- **What you should do**: State the number of lines in the following data that include the word "tiff", with no other text.

- **Given entries**:

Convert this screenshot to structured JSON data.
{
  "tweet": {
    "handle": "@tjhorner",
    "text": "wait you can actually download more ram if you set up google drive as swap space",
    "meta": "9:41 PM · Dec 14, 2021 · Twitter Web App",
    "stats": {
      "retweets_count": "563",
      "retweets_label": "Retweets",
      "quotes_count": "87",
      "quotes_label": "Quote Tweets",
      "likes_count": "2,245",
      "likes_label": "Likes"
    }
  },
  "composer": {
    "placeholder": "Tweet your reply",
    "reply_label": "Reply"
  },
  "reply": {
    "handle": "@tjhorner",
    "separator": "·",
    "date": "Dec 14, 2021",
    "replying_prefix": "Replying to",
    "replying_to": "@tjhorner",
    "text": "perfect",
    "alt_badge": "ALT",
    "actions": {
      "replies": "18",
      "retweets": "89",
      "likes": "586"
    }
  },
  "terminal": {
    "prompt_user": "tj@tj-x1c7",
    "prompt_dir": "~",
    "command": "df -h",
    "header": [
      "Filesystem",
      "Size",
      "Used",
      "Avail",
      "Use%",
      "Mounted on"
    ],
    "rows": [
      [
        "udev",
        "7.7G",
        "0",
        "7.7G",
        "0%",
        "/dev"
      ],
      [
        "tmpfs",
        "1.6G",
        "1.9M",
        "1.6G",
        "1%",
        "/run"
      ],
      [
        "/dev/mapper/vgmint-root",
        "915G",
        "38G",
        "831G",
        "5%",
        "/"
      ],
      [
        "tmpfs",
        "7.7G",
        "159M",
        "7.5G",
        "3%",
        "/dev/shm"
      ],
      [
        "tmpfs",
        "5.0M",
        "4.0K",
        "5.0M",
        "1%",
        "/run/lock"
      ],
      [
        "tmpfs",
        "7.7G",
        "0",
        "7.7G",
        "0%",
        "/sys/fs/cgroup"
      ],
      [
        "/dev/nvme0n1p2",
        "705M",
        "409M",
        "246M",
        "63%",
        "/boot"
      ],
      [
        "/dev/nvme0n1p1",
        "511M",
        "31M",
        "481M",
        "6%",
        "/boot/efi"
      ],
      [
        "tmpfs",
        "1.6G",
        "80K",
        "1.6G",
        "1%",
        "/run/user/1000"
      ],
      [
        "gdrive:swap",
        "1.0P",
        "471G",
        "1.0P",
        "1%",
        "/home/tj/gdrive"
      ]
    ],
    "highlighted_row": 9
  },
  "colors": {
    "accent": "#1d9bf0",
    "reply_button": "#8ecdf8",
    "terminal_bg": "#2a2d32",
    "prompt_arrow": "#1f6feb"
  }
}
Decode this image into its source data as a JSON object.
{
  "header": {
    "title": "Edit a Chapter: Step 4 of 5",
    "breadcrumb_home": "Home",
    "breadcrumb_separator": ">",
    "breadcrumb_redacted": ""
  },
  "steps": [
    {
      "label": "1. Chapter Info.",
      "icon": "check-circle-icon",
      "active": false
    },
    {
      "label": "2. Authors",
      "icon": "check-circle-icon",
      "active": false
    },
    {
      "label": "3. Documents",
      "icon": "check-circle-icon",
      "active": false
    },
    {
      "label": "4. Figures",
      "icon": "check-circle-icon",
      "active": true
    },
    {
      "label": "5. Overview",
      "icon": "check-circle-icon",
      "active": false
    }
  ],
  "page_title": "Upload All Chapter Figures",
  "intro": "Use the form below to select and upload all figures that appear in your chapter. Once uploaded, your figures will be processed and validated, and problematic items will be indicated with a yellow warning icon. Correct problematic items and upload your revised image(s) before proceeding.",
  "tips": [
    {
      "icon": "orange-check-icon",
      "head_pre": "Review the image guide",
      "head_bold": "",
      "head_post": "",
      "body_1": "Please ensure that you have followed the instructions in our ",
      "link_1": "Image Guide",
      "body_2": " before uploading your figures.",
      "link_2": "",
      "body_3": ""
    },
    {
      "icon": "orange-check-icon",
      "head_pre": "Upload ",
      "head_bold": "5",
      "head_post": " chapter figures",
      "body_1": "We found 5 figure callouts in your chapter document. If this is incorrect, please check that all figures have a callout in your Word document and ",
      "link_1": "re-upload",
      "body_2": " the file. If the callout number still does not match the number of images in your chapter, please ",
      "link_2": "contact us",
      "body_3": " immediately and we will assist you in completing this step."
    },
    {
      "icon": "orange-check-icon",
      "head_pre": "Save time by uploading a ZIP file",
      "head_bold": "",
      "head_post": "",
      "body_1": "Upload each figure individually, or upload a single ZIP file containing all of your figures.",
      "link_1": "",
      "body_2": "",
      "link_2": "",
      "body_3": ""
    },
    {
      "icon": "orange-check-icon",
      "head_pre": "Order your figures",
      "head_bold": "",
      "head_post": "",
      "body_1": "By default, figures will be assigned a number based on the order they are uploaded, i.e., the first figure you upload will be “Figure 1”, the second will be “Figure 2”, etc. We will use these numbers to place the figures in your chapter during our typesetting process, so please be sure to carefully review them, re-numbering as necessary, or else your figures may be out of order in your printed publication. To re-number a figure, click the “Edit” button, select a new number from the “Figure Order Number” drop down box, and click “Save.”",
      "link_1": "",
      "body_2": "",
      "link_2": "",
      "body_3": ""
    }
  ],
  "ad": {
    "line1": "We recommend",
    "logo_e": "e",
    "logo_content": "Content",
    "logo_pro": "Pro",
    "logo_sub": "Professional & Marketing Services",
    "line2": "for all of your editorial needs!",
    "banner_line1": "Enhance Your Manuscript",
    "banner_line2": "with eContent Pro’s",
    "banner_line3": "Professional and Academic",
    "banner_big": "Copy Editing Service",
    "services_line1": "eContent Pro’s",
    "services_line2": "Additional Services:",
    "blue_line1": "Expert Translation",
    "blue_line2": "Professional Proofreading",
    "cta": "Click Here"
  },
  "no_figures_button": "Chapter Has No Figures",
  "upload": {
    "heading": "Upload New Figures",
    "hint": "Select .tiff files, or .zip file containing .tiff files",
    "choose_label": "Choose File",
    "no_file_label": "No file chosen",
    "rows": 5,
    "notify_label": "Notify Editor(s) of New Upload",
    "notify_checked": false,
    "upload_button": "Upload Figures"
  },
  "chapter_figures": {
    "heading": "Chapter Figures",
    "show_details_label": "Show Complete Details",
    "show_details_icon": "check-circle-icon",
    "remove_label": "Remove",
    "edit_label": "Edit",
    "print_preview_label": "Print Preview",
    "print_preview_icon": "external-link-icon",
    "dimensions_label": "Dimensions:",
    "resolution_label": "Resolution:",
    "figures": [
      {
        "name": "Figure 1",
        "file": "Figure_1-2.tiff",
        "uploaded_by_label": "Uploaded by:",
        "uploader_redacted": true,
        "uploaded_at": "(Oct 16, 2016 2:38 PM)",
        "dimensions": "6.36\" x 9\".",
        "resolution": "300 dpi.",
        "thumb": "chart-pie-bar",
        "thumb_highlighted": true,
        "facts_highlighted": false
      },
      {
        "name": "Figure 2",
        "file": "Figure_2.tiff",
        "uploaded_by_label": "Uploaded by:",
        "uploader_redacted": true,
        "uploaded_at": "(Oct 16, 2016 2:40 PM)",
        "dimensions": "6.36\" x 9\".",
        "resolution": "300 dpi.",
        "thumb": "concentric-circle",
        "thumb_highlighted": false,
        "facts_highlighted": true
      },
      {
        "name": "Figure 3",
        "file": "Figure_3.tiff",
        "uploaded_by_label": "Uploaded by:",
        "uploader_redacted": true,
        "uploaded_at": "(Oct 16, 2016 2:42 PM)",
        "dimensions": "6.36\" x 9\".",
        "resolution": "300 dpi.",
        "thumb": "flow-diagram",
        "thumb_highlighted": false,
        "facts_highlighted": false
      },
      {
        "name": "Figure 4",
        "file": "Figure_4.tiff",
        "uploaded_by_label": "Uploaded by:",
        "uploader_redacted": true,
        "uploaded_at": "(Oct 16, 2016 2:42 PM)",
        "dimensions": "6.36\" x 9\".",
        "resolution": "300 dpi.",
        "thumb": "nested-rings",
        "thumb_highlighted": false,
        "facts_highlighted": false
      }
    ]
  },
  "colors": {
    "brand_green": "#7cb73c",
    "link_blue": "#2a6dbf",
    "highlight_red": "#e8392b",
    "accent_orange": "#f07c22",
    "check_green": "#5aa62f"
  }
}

- **Answer area**: 5